We recently visited the two Liverpool Cathedrals, the Anglican and the Roman Catholic . I have seen both before and enjoy being there. In the past I have always favoured the Catholic cathedral, finding the Anglican one too intimidating. I dislike places-or people- where I feel ” put in my place”. (This usually means that I feel small and unimportant- “a worm and no man”, as the Psalmist puts it.It is usually done by people who themselves feel unimportant or overlooked. I do wonder about the mentality behind the increasingly tall buildings going up around the world. What statement is being made?)

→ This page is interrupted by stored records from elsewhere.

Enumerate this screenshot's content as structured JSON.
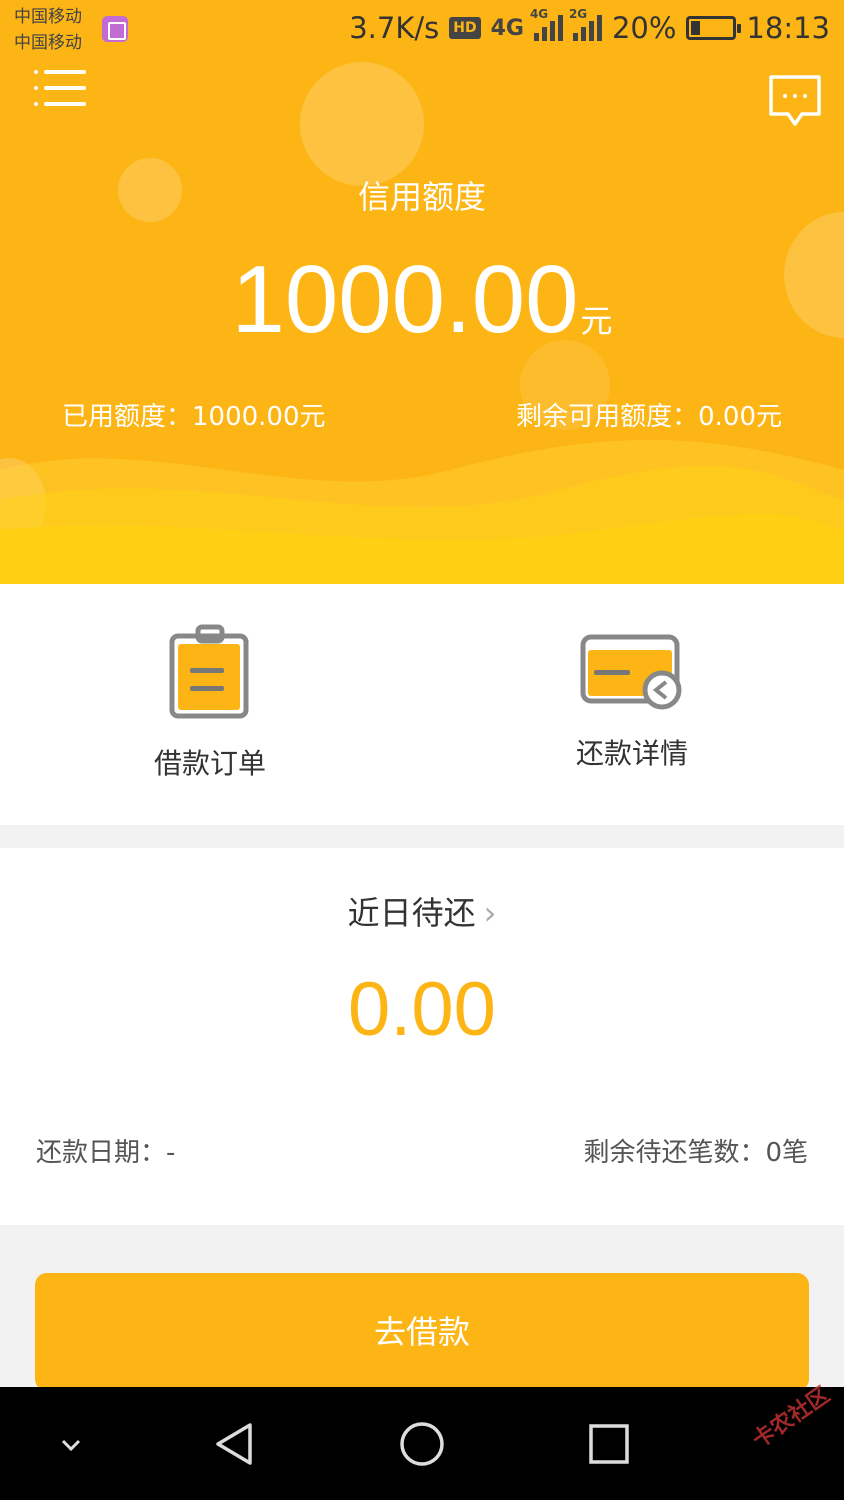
{
  "status_bar": {
    "carrier_1": "中国移动",
    "carrier_2": "中国移动",
    "speed": "3.7K/s",
    "hd": "HD",
    "network_1": "4G",
    "network_2_tag": "4G",
    "network_3_tag": "2G",
    "battery": "20%",
    "battery_level": 0.2,
    "time": "18:13"
  },
  "header": {
    "credit_label": "信用额度",
    "credit_amount": "1000.00",
    "credit_unit": "元",
    "used_credit": "已用额度：1000.00元",
    "remaining_credit": "剩余可用额度：0.00元"
  },
  "actions": {
    "loan_orders": "借款订单",
    "repayment_details": "还款详情"
  },
  "repayment": {
    "title": "近日待还",
    "chevron": "›",
    "amount": "0.00",
    "date": "还款日期：-",
    "remaining_count": "剩余待还笔数：0笔"
  },
  "cta": {
    "label": "去借款"
  },
  "icons": {
    "menu": "menu-icon",
    "message": "message-icon",
    "orders": "clipboard-icon",
    "repay": "card-icon",
    "nav_down": "chevron-down-icon",
    "nav_back": "back-triangle-icon",
    "nav_home": "home-circle-icon",
    "nav_recent": "recent-square-icon"
  },
  "colors": {
    "brand": "#fdb515",
    "text": "#333333"
  },
  "watermark": "卡农社区"
}
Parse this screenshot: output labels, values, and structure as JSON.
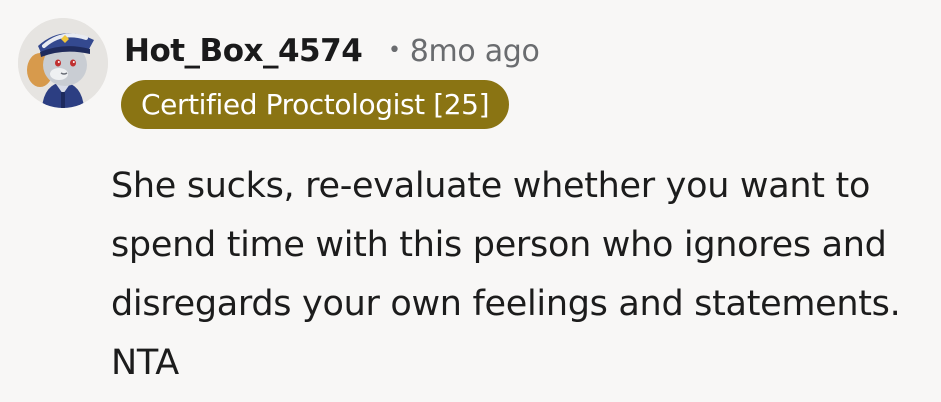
{
  "comment": {
    "author": "Hot_Box_4574",
    "separator": "•",
    "timestamp": "8mo ago",
    "flair": {
      "text": "Certified Proctologist [25]",
      "color": "#8a7413"
    },
    "avatar_icon": "police-cat-avatar",
    "body": "She sucks, re-evaluate whether you want to spend time with this person who ignores and disregards your own feelings and statements. NTA"
  }
}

What I usually enjoy about the Catholic cathedral is its relative intimacy. Along with the art work and the fact that it is in the round, thus diminishing some of the traditional hierarchical structures that often prevail. In religious language it is the difference between the Immanence of God and the Transcendence. The maternal and paternal aspects of God.This element being mediated by our own experience of our parents.
This time, however, my experience was reversed. We visited the Anglican cathedral first and went up to the top of the tower, looking out over Liverpool.My wife and our friends spent much longer at this than me. I gave up after one walk round and came back to the main cathedral. I stood in the transept and found myself feeling unusually “held” in this space. Whether that was in contrast to the huge city scape I had just been seeing or a response to the space itself, I am unsure. Simply that I was in no hurry to leave it.
Later in the day we went to the Catholic cathedral, which I was looking forward to visiting. We went up the steps and went in. I quickly found that it felt emptier than I had remembered it being. I was quite unprepared for this reaction- and a little disappointed. I spent a quarter of an hour walking round, trying to find the “magic” that was usually thee for me. But no magic appeared and we left.
I wondered about this experience of absence-and presence. And its reversal. Finding what I had not expected. And not finding what I had expected. The psychoanalyst Donald Winnicott offers the idea of potential space. He suggest that that the place where the baby and the breast meet is a shared space that is not the property of either mother or baby. Rather it is a shared space. “From birth, ” he writes, “… the human being is concerned with the problem of the relationship between what is objectively perceived and what is objectively conceived of, and in the solution of this problem there is no health for the individual who has not been started off well enough by the mother.” (Playing and Reality 1971)